It’s a beautiful thing when two completely different celestial objects pair up. Seen side by side, we can appreciate the unique qualities of each by contrast with the other. Two fine examples stand out this week.
Comet Lemmon, which has been chugging across the sky for months, pulled up alongside the rich star cluster NGC 7789 this week. The cluster is sandbox of pinpoint stars tucked off to one side of the W of Cassiopeia. I’ve been watching the scene the past two nights through the telescope. Last night both comet and cluster shared the same field of view.
Compared to the pointillistic stellar swarm, the comet looked ghostly and ethereal. And to think that one of these belongs to our solar system and the other resides on the far edge of the galaxy at a whopping 7,600 light years from Earth … well, it simply jazzes the brain cells. What can I say?
Then there’s composition to consider. Comets and the sun are made of virtually the same materials – hydrogen (frozen H2O in a comet’s case) and a dusting of carbon, nitrogen, oxygen, silicon and on and on. Yet comets are cold, relatively uncompressed dust. Not the sun. Put enough dust in one place and gravity will eventually crush it into a sphere hot enough to start its innards burning. A star is born. Interstellar dust left by earlier stellar generations is their common bond.
Tomorrow morning we’ll see another auspicious duo. The waning lunar crescent rises at dawn below the Seven Sisters star cluster. Also known as the Pleiades (PLEE-uh-deez), the dipper-shaped group is more closely associated with the winter sky than the summer. In July it re-emerges during morning twilight, stalks the wee hours in August and looks down on earthlings from overhead on December evenings.
You can watch both moon and sisters with the naked eye, but binoculars will enhance the view.

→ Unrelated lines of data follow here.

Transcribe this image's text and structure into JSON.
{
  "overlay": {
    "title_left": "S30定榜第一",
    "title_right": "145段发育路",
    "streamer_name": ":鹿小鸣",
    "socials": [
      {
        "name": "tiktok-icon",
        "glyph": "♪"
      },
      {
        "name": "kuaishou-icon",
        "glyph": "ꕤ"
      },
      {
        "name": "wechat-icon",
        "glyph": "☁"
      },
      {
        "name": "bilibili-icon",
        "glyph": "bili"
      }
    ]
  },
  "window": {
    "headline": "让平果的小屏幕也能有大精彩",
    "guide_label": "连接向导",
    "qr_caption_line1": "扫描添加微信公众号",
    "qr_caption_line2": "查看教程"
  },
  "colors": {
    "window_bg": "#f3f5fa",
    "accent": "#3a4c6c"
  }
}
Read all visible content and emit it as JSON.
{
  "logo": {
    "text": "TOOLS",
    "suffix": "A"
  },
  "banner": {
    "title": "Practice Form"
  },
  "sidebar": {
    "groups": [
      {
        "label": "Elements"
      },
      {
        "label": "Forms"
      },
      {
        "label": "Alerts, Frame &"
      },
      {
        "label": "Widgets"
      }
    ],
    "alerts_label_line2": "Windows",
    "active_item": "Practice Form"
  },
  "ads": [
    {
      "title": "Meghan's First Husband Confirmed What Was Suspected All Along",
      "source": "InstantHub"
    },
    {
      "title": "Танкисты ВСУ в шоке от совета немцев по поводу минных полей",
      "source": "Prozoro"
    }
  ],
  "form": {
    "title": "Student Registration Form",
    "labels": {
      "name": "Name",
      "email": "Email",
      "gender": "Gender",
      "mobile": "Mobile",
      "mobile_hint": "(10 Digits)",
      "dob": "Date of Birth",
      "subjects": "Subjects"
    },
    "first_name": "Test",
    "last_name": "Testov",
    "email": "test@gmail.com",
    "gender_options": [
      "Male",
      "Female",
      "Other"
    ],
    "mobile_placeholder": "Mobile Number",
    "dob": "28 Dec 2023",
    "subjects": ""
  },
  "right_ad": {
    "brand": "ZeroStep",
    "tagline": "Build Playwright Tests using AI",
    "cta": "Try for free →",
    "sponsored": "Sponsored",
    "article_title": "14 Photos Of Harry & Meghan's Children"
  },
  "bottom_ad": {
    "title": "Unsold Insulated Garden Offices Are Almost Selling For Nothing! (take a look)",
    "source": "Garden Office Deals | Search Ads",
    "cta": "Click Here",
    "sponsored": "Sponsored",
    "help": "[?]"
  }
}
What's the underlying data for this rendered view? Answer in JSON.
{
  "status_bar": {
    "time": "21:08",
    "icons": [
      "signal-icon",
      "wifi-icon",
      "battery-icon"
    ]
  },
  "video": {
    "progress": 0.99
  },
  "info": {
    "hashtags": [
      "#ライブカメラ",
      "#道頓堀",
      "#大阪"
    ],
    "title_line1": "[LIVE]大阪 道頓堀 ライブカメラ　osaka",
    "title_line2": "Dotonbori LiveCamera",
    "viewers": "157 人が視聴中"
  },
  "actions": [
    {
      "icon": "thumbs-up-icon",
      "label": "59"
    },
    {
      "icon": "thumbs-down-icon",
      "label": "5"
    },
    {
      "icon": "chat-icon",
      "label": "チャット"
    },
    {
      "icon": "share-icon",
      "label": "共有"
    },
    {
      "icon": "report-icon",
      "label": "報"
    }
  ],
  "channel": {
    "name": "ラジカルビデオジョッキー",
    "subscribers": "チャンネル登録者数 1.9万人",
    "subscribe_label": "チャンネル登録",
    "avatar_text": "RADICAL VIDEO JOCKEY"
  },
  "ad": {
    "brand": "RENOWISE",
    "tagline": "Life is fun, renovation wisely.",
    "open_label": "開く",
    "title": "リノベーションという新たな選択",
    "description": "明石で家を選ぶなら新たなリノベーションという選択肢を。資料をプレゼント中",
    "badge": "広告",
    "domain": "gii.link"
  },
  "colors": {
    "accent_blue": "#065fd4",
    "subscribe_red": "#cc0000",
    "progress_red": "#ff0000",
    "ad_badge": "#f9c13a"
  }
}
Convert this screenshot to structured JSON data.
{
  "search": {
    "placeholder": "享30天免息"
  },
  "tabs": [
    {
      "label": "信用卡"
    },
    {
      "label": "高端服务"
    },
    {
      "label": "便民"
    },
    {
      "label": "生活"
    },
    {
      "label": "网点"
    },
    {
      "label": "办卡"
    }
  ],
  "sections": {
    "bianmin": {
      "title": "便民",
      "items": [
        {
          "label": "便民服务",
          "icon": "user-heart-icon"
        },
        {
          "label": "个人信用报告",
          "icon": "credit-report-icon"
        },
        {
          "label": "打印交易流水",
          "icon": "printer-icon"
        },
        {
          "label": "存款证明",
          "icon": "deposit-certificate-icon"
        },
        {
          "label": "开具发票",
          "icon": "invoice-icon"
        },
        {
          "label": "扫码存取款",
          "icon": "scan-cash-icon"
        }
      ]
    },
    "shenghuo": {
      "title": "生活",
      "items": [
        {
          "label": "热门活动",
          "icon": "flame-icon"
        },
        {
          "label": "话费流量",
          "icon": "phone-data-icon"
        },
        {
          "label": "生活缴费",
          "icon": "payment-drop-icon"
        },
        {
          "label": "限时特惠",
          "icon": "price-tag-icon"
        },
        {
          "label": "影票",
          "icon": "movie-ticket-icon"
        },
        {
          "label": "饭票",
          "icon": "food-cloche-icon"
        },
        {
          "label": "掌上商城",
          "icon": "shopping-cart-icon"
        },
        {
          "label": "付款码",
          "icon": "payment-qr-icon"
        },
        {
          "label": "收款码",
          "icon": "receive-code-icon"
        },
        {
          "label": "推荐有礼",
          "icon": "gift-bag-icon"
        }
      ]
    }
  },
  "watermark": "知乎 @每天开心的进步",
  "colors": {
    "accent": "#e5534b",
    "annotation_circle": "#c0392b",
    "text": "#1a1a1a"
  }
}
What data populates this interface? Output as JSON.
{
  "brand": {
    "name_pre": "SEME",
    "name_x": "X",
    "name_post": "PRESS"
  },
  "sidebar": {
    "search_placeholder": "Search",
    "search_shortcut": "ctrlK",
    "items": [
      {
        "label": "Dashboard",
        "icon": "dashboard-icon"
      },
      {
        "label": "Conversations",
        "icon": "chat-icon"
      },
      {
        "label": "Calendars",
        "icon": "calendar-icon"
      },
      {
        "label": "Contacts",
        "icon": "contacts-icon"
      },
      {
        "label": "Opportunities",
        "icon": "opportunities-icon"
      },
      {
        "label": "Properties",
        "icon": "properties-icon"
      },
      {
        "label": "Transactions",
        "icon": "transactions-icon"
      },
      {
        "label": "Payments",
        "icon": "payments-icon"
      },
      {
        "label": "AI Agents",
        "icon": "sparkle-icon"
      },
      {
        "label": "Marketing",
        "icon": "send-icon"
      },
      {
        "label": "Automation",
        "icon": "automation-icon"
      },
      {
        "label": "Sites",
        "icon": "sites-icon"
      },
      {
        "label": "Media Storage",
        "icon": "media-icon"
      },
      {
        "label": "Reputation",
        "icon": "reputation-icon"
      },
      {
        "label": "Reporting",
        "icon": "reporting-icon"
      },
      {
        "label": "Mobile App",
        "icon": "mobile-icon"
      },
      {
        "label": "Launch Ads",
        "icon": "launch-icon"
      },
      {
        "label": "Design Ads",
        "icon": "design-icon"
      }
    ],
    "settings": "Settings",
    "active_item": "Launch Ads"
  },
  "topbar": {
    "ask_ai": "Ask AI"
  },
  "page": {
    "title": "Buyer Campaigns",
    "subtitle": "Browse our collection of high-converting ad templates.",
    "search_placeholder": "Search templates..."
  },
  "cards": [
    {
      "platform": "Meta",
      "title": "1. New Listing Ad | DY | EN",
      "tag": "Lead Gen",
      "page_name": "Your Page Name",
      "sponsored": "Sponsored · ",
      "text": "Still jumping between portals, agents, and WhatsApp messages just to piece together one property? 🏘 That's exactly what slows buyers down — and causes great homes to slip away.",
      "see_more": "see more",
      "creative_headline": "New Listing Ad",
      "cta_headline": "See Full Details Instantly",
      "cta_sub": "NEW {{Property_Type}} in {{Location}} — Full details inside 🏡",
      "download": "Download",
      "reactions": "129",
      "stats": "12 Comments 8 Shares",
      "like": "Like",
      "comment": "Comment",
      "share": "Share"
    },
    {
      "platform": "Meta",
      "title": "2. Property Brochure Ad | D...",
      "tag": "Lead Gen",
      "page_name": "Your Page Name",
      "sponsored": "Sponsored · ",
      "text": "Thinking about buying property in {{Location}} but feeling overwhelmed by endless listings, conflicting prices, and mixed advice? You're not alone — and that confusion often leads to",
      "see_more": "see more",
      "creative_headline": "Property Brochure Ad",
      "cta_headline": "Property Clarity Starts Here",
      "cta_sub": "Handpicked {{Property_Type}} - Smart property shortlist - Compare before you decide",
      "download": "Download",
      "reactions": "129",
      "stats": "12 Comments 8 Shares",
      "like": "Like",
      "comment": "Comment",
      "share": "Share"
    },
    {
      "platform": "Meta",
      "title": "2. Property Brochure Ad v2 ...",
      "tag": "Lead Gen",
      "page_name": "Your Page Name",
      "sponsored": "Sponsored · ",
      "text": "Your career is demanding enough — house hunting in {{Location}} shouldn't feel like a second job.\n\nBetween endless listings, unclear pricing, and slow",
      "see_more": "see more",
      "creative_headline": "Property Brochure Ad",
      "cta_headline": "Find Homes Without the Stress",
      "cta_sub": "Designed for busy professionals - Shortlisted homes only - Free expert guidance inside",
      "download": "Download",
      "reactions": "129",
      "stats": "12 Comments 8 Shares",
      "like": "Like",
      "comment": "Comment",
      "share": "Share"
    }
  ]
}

Next to the cluster, will the tweezers moon look closer to home than ever before? Take a look and see what you think.